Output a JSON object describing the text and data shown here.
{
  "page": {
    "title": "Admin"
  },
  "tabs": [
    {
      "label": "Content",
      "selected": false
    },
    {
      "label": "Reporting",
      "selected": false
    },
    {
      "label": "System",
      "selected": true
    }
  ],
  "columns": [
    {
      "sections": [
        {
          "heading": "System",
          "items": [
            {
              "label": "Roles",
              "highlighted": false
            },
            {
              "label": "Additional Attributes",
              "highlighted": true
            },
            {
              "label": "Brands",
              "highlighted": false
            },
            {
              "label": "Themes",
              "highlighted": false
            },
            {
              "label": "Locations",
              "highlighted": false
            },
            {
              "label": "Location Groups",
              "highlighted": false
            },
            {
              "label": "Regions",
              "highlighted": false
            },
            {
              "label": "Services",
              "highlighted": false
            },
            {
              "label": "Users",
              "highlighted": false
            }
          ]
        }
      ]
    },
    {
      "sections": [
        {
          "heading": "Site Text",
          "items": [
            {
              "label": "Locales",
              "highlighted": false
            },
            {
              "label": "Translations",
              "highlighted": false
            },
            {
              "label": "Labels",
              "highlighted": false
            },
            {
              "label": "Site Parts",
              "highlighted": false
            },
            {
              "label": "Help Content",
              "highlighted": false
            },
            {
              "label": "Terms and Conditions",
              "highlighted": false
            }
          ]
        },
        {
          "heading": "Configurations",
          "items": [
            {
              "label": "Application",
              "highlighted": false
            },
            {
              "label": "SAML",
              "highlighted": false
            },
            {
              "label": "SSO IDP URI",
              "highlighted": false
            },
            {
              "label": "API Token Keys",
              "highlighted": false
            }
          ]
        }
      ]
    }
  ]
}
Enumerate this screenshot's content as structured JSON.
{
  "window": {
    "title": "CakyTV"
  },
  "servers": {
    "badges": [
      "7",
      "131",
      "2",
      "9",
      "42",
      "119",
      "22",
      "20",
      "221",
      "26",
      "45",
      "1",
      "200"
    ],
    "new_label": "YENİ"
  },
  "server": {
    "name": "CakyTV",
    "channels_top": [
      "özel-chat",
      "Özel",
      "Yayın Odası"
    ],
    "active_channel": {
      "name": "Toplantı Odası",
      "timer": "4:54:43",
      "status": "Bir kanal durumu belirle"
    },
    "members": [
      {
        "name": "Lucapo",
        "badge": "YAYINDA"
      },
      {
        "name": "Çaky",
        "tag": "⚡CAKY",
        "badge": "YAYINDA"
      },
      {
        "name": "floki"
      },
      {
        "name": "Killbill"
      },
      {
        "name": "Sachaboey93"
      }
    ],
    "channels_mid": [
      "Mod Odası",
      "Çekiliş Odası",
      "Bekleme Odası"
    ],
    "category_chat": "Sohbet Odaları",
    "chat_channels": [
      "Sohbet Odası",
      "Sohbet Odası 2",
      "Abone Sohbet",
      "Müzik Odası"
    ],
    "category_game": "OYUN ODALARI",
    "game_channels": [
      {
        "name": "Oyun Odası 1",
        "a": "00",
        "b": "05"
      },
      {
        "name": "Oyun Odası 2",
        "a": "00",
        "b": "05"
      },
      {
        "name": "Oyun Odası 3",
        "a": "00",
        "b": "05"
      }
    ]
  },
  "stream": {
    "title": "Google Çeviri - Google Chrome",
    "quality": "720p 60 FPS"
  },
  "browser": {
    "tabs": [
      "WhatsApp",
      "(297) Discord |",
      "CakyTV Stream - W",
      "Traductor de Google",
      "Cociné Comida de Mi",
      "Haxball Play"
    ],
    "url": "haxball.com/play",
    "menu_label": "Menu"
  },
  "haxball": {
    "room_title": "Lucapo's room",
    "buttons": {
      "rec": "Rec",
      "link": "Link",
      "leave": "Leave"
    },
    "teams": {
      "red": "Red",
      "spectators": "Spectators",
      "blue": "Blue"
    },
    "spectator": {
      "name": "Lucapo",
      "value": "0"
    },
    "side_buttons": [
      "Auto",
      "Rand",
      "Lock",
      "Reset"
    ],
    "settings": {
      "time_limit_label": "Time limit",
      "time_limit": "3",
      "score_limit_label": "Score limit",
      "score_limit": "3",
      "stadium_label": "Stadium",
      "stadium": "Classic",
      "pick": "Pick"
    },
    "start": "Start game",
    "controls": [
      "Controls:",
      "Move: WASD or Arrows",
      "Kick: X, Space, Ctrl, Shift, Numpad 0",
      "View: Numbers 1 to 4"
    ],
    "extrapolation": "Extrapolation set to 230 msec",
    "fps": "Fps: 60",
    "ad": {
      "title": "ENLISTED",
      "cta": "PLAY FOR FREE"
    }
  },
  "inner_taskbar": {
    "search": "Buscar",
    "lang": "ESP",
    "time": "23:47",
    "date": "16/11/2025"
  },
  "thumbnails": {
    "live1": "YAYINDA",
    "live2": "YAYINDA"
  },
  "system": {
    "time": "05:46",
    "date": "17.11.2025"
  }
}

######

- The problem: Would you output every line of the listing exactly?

- Result of the exercise:
Output a JSON object describing the text and data shown here.
{
  "page": {
    "title": "Admin"
  },
  "tabs": [
    {
      "label": "Content",
      "selected": false
    },
    {
      "label": "Reporting",
      "selected": false
    },
    {
      "label": "System",
      "selected": true
    }
  ],
  "columns": [
    {
      "sections": [
        {
          "heading": "System",
          "items": [
            {
              "label": "Roles",
              "highlighted": false
            },
            {
              "label": "Additional Attributes",
              "highlighted": true
            },
            {
              "label": "Brands",
              "highlighted": false
            },
            {
              "label": "Themes",
              "highlighted": false
            },
            {
              "label": "Locations",
              "highlighted": false
            },
            {
              "label": "Location Groups",
              "highlighted": false
            },
            {
              "label": "Regions",
              "highlighted": false
            },
            {
              "label": "Services",
              "highlighted": false
            },
            {
              "label": "Users",
              "highlighted": false
            }
          ]
        }
      ]
    },
    {
      "sections": [
        {
          "heading": "Site Text",
          "items": [
            {
              "label": "Locales",
              "highlighted": false
            },
            {
              "label": "Translations",
              "highlighted": false
            },
            {
              "label": "Labels",
              "highlighted": false
            },
            {
              "label": "Site Parts",
              "highlighted": false
            },
            {
              "label": "Help Content",
              "highlighted": false
            },
            {
              "label": "Terms and Conditions",
              "highlighted": false
            }
          ]
        },
        {
          "heading": "Configurations",
          "items": [
            {
              "label": "Application",
              "highlighted": false
            },
            {
              "label": "SAML",
              "highlighted": false
            },
            {
              "label": "SSO IDP URI",
              "highlighted": false
            },
            {
              "label": "API Token Keys",
              "highlighted": false
            }
          ]
        }
      ]
    }
  ]
}
Enumerate this screenshot's content as structured JSON.
{
  "window": {
    "title": "CakyTV"
  },
  "servers": {
    "badges": [
      "7",
      "131",
      "2",
      "9",
      "42",
      "119",
      "22",
      "20",
      "221",
      "26",
      "45",
      "1",
      "200"
    ],
    "new_label": "YENİ"
  },
  "server": {
    "name": "CakyTV",
    "channels_top": [
      "özel-chat",
      "Özel",
      "Yayın Odası"
    ],
    "active_channel": {
      "name": "Toplantı Odası",
      "timer": "4:54:43",
      "status": "Bir kanal durumu belirle"
    },
    "members": [
      {
        "name": "Lucapo",
        "badge": "YAYINDA"
      },
      {
        "name": "Çaky",
        "tag": "⚡CAKY",
        "badge": "YAYINDA"
      },
      {
        "name": "floki"
      },
      {
        "name": "Killbill"
      },
      {
        "name": "Sachaboey93"
      }
    ],
    "channels_mid": [
      "Mod Odası",
      "Çekiliş Odası",
      "Bekleme Odası"
    ],
    "category_chat": "Sohbet Odaları",
    "chat_channels": [
      "Sohbet Odası",
      "Sohbet Odası 2",
      "Abone Sohbet",
      "Müzik Odası"
    ],
    "category_game": "OYUN ODALARI",
    "game_channels": [
      {
        "name": "Oyun Odası 1",
        "a": "00",
        "b": "05"
      },
      {
        "name": "Oyun Odası 2",
        "a": "00",
        "b": "05"
      },
      {
        "name": "Oyun Odası 3",
        "a": "00",
        "b": "05"
      }
    ]
  },
  "stream": {
    "title": "Google Çeviri - Google Chrome",
    "quality": "720p 60 FPS"
  },
  "browser": {
    "tabs": [
      "WhatsApp",
      "(297) Discord |",
      "CakyTV Stream - W",
      "Traductor de Google",
      "Cociné Comida de Mi",
      "Haxball Play"
    ],
    "url": "haxball.com/play",
    "menu_label": "Menu"
  },
  "haxball": {
    "room_title": "Lucapo's room",
    "buttons": {
      "rec": "Rec",
      "link": "Link",
      "leave": "Leave"
    },
    "teams": {
      "red": "Red",
      "spectators": "Spectators",
      "blue": "Blue"
    },
    "spectator": {
      "name": "Lucapo",
      "value": "0"
    },
    "side_buttons": [
      "Auto",
      "Rand",
      "Lock",
      "Reset"
    ],
    "settings": {
      "time_limit_label": "Time limit",
      "time_limit": "3",
      "score_limit_label": "Score limit",
      "score_limit": "3",
      "stadium_label": "Stadium",
      "stadium": "Classic",
      "pick": "Pick"
    },
    "start": "Start game",
    "controls": [
      "Controls:",
      "Move: WASD or Arrows",
      "Kick: X, Space, Ctrl, Shift, Numpad 0",
      "View: Numbers 1 to 4"
    ],
    "extrapolation": "Extrapolation set to 230 msec",
    "fps": "Fps: 60",
    "ad": {
      "title": "ENLISTED",
      "cta": "PLAY FOR FREE"
    }
  },
  "inner_taskbar": {
    "search": "Buscar",
    "lang": "ESP",
    "time": "23:47",
    "date": "16/11/2025"
  },
  "thumbnails": {
    "live1": "YAYINDA",
    "live2": "YAYINDA"
  },
  "system": {
    "time": "05:46",
    "date": "17.11.2025"
  }
}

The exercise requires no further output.